• [DATA FOR THIS TASK]:

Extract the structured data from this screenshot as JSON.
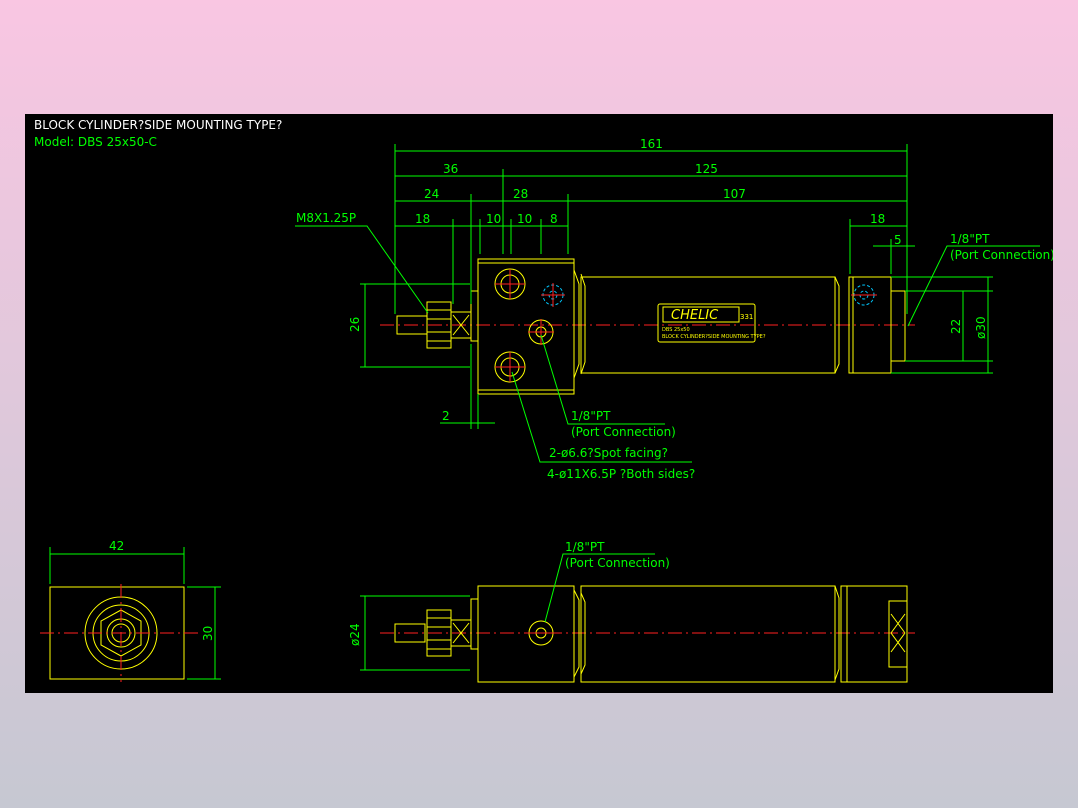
{
  "drawing": {
    "title": "BLOCK CYLINDER?SIDE MOUNTING TYPE?",
    "model": "Model: DBS 25x50-C"
  },
  "dimensions": {
    "overall": "161",
    "d36": "36",
    "d125": "125",
    "d24": "24",
    "d28": "28",
    "d107": "107",
    "d18_left": "18",
    "d10_a": "10",
    "d10_b": "10",
    "d8": "8",
    "d18_right": "18",
    "d5": "5",
    "d26": "26",
    "d22": "22",
    "d30_dia": "ø30",
    "d2": "2",
    "d42": "42",
    "d30_end": "30",
    "d24_dia": "ø24"
  },
  "callouts": {
    "thread": "M8X1.25P",
    "port_top_right": "1/8\"PT",
    "port_top_right_note": "(Port Connection)",
    "port_mid": "1/8\"PT",
    "port_mid_note": "(Port Connection)",
    "spot_facing": "2-ø6.6?Spot facing?",
    "counterbore": "4-ø11X6.5P ?Both sides?",
    "port_bottom": "1/8\"PT",
    "port_bottom_note": "(Port Connection)"
  },
  "label_plate": {
    "brand": "CHELIC",
    "code": "331",
    "line1": "DBS 25x50",
    "line2": "BLOCK CYLINDER?SIDE MOUNTING TYPE?"
  },
  "colors": {
    "background": "#000000",
    "dimension": "#00ff00",
    "outline": "#ffff00",
    "centerline": "#ff2020",
    "hidden": "#00c8ff"
  }
}
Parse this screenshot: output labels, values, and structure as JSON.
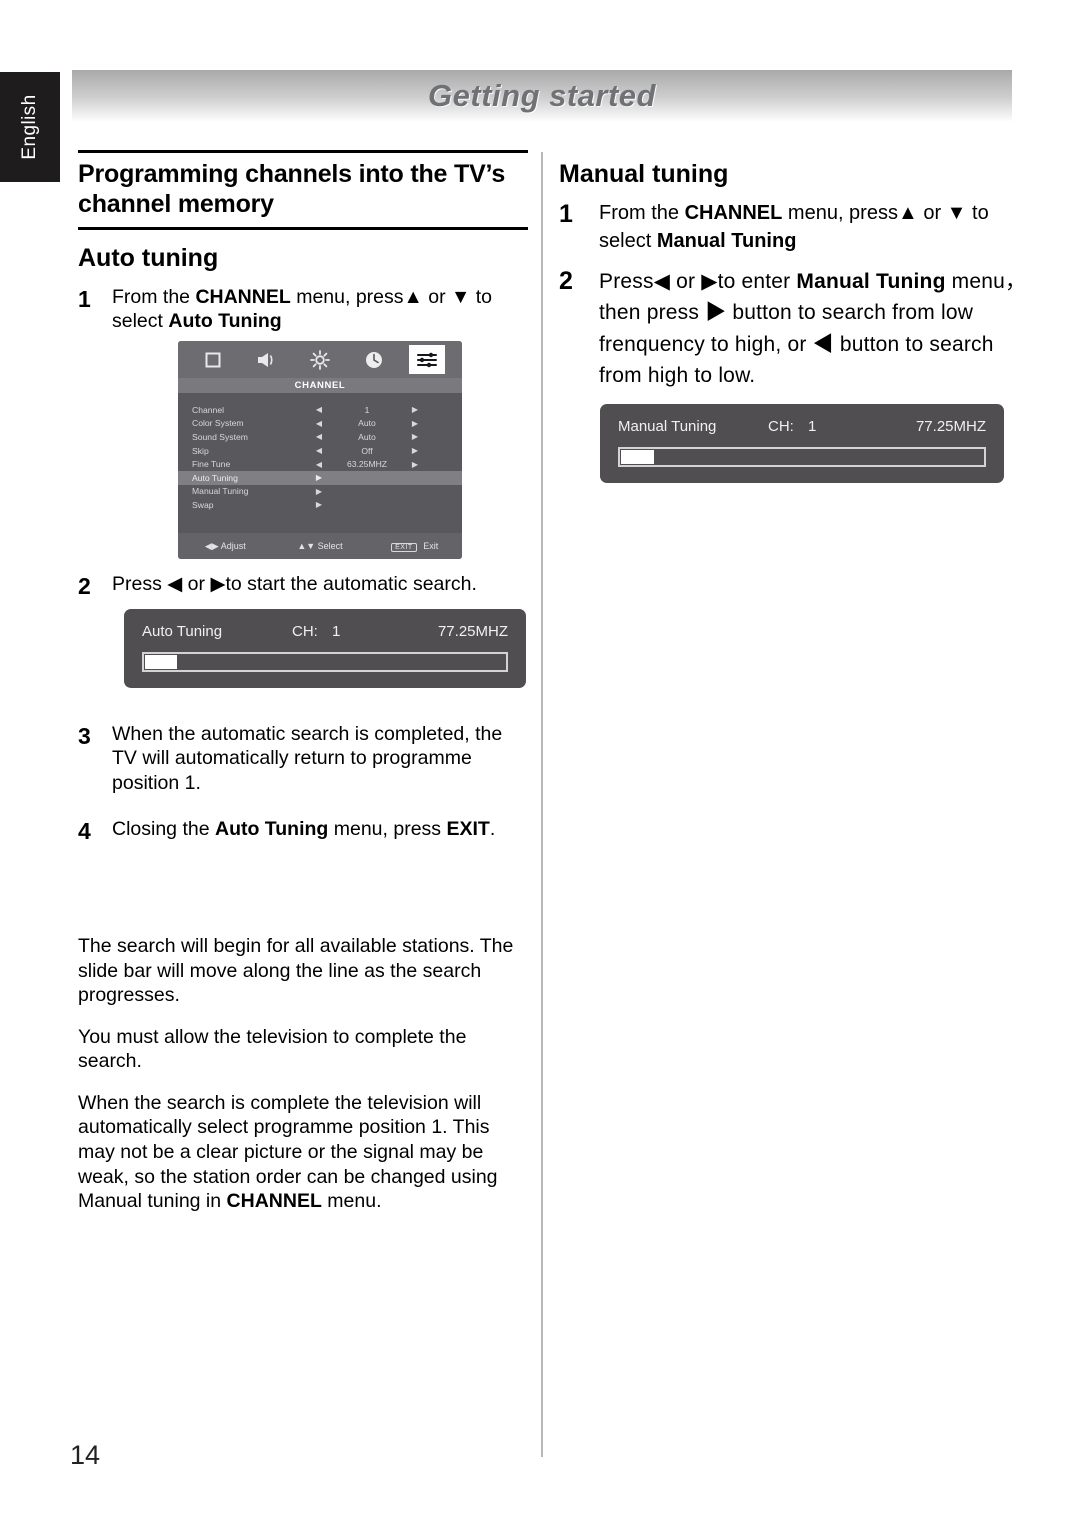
{
  "language_tab": "English",
  "header": {
    "title": "Getting started"
  },
  "page_number": "14",
  "left": {
    "section_title": "Programming channels into the TV’s channel memory",
    "subsection_title": "Auto tuning",
    "steps": [
      {
        "num": "1",
        "parts": [
          {
            "t": "From the ",
            "b": false
          },
          {
            "t": "CHANNEL",
            "b": true
          },
          {
            "t": " menu, press",
            "b": false
          },
          {
            "t": "▲",
            "b": false
          },
          {
            "t": " or ",
            "b": false
          },
          {
            "t": "▼",
            "b": false
          },
          {
            "t": " to select ",
            "b": false
          },
          {
            "t": "Auto Tuning",
            "b": true
          }
        ]
      },
      {
        "num": "2",
        "parts": [
          {
            "t": "Press ",
            "b": false
          },
          {
            "t": "◀",
            "b": false
          },
          {
            "t": " or ",
            "b": false
          },
          {
            "t": "▶",
            "b": false
          },
          {
            "t": "to start the automatic search.",
            "b": false
          }
        ]
      },
      {
        "num": "3",
        "parts": [
          {
            "t": "When the automatic search is completed, the TV will automatically return to programme position 1.",
            "b": false
          }
        ]
      },
      {
        "num": "4",
        "parts": [
          {
            "t": "Closing the ",
            "b": false
          },
          {
            "t": "Auto Tuning",
            "b": true
          },
          {
            "t": " menu, press ",
            "b": false
          },
          {
            "t": "EXIT",
            "b": true
          },
          {
            "t": ".",
            "b": false
          }
        ]
      }
    ],
    "paragraphs": [
      [
        {
          "t": "The search will begin for all available stations. The slide bar will move along the line as the search progresses.",
          "b": false
        }
      ],
      [
        {
          "t": "You must allow the television to complete the search.",
          "b": false
        }
      ],
      [
        {
          "t": "When the search is complete the television will automatically select programme position 1. This may not be a clear picture or the signal may be weak, so the station order can be changed using Manual tuning in ",
          "b": false
        },
        {
          "t": "CHANNEL",
          "b": true
        },
        {
          "t": " menu.",
          "b": false
        }
      ]
    ],
    "auto_tuning_box": {
      "name": "Auto Tuning",
      "ch_label": "CH:",
      "ch_value": "1",
      "frequency": "77.25MHZ",
      "progress_percent": 9
    }
  },
  "right": {
    "subsection_title": "Manual tuning",
    "steps": [
      {
        "num": "1",
        "parts": [
          {
            "t": "From the  ",
            "b": false
          },
          {
            "t": "CHANNEL",
            "b": true
          },
          {
            "t": " menu, press",
            "b": false
          },
          {
            "t": "▲",
            "b": false
          },
          {
            "t": " or ",
            "b": false
          },
          {
            "t": "▼",
            "b": false
          },
          {
            "t": " to select ",
            "b": false
          },
          {
            "t": "Manual Tuning",
            "b": true
          }
        ]
      },
      {
        "num": "2",
        "parts": [
          {
            "t": "Press",
            "b": false
          },
          {
            "t": "◀",
            "b": false
          },
          {
            "t": "  or ",
            "b": false
          },
          {
            "t": "▶",
            "b": false
          },
          {
            "t": "to enter  ",
            "b": false
          },
          {
            "t": "Manual Tuning",
            "b": true
          },
          {
            "t": " menu， then press ",
            "b": false
          },
          {
            "t": "▶",
            "b": false
          },
          {
            "t": " button to search from low frenquency to high, or ",
            "b": false
          },
          {
            "t": "◀",
            "b": false
          },
          {
            "t": " button to search from high to low.",
            "b": false
          }
        ]
      }
    ],
    "manual_tuning_box": {
      "name": "Manual Tuning",
      "ch_label": "CH:",
      "ch_value": "1",
      "frequency": "77.25MHZ",
      "progress_percent": 9
    }
  },
  "osd": {
    "icons": [
      {
        "name": "picture-icon",
        "active": false
      },
      {
        "name": "sound-icon",
        "active": false
      },
      {
        "name": "brightness-icon",
        "active": false
      },
      {
        "name": "time-icon",
        "active": false
      },
      {
        "name": "channel-settings-icon",
        "active": true
      }
    ],
    "menu_title": "CHANNEL",
    "rows": [
      {
        "label": "Channel",
        "left_arrow": "◀",
        "value": "1",
        "right_arrow": "▶",
        "highlighted": false
      },
      {
        "label": "Color System",
        "left_arrow": "◀",
        "value": "Auto",
        "right_arrow": "▶",
        "highlighted": false
      },
      {
        "label": "Sound System",
        "left_arrow": "◀",
        "value": "Auto",
        "right_arrow": "▶",
        "highlighted": false
      },
      {
        "label": "Skip",
        "left_arrow": "◀",
        "value": "Off",
        "right_arrow": "▶",
        "highlighted": false
      },
      {
        "label": "Fine Tune",
        "left_arrow": "◀",
        "value": "63.25MHZ",
        "right_arrow": "▶",
        "highlighted": false
      },
      {
        "label": "Auto Tuning",
        "left_arrow": "▶",
        "value": "",
        "right_arrow": "",
        "highlighted": true
      },
      {
        "label": "Manual Tuning",
        "left_arrow": "▶",
        "value": "",
        "right_arrow": "",
        "highlighted": false
      },
      {
        "label": "Swap",
        "left_arrow": "▶",
        "value": "",
        "right_arrow": "",
        "highlighted": false
      }
    ],
    "footer": {
      "adjust_icon": "◀▶",
      "adjust_label": "Adjust",
      "select_icon": "▲▼",
      "select_label": "Select",
      "exit_key": "EXIT",
      "exit_label": "Exit"
    }
  },
  "colors": {
    "osd_bg": "#59585c",
    "osd_icon_bar": "#6d6c70",
    "osd_title_bar": "#7a7a7e",
    "osd_highlight": "#807f84",
    "tunebox_bg": "#504e50",
    "banner_text": "#6f7175",
    "lang_tab_bg": "#1e1c1d"
  }
}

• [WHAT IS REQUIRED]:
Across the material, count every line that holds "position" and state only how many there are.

• [WORKED SOLUTION]:
2